I leave out the fact that I’m a partner, father, brother, magistrate, IT project manager.  They say nothing of the fact that I have worked in the Foreign Office, a bank, a chocolate factory and been a Freemason.  This raises the question of why I leave these aspects out – are they not important parts of my identity?  If not, why do I dedicate time to them as roles in my life?

Partner and children are easy.  They are a hugely important part of my life I’d argue, but not a part of my personal identity- they deserve their own, not to be an addendum on mine.  Equally, working in IT is what pays the bills, is not a passion, and so is not a part of my identity.  Being a magistrate is, but I’d not be wanting to broadcast that fact on social networks (risk of reprisals from disgruntled criminals!).

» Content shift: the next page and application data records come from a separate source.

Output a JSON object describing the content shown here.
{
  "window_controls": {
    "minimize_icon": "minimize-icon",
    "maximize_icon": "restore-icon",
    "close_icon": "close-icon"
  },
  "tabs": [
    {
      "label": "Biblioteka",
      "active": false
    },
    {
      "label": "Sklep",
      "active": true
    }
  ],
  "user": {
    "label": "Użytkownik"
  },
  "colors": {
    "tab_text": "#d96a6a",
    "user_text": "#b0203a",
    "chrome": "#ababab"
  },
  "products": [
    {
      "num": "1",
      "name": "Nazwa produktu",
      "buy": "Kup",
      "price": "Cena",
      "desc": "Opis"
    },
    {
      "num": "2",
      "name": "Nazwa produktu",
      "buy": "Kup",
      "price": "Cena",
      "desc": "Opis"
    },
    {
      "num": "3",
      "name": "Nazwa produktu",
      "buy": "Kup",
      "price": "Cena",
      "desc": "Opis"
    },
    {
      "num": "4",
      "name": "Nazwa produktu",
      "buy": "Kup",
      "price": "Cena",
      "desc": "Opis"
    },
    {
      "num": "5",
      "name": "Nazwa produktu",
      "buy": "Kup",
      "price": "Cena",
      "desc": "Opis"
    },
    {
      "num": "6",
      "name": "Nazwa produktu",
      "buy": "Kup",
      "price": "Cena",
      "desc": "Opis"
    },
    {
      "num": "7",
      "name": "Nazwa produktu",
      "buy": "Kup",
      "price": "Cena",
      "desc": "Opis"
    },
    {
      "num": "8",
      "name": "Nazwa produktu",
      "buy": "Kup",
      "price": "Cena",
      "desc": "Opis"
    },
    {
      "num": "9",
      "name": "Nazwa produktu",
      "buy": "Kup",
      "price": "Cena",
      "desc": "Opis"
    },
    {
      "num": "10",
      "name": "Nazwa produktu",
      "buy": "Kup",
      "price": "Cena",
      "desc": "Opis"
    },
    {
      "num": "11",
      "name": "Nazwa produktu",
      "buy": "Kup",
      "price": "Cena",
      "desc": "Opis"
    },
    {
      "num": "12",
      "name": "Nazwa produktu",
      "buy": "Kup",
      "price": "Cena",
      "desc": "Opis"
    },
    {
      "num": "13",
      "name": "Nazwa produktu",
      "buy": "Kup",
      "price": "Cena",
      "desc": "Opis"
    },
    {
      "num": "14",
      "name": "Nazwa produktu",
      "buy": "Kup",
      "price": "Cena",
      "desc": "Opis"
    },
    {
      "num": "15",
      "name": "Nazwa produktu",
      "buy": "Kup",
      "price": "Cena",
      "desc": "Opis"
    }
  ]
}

This leaves the following elements of who I really am, driven by passions and interests: photographer, ex-musician, organiser of hippy/pagan mindfulness walks/meditations, office clown, politics-follower, real ale, cheese and red wine enjoyer.  The key themes are of: a curiosity for art, appreciating good natured people and nature itself.

This isn’t a new image – it’s a couple of years old.  But delving into my archives the following seems to fit the bill perfectly – stood in a field with a good friend while a bunch of random druids do their thing around a stone circle in the background.  If I’m truthful, this shows the person I think I really am (albeit with a couple fewer wrinkles)…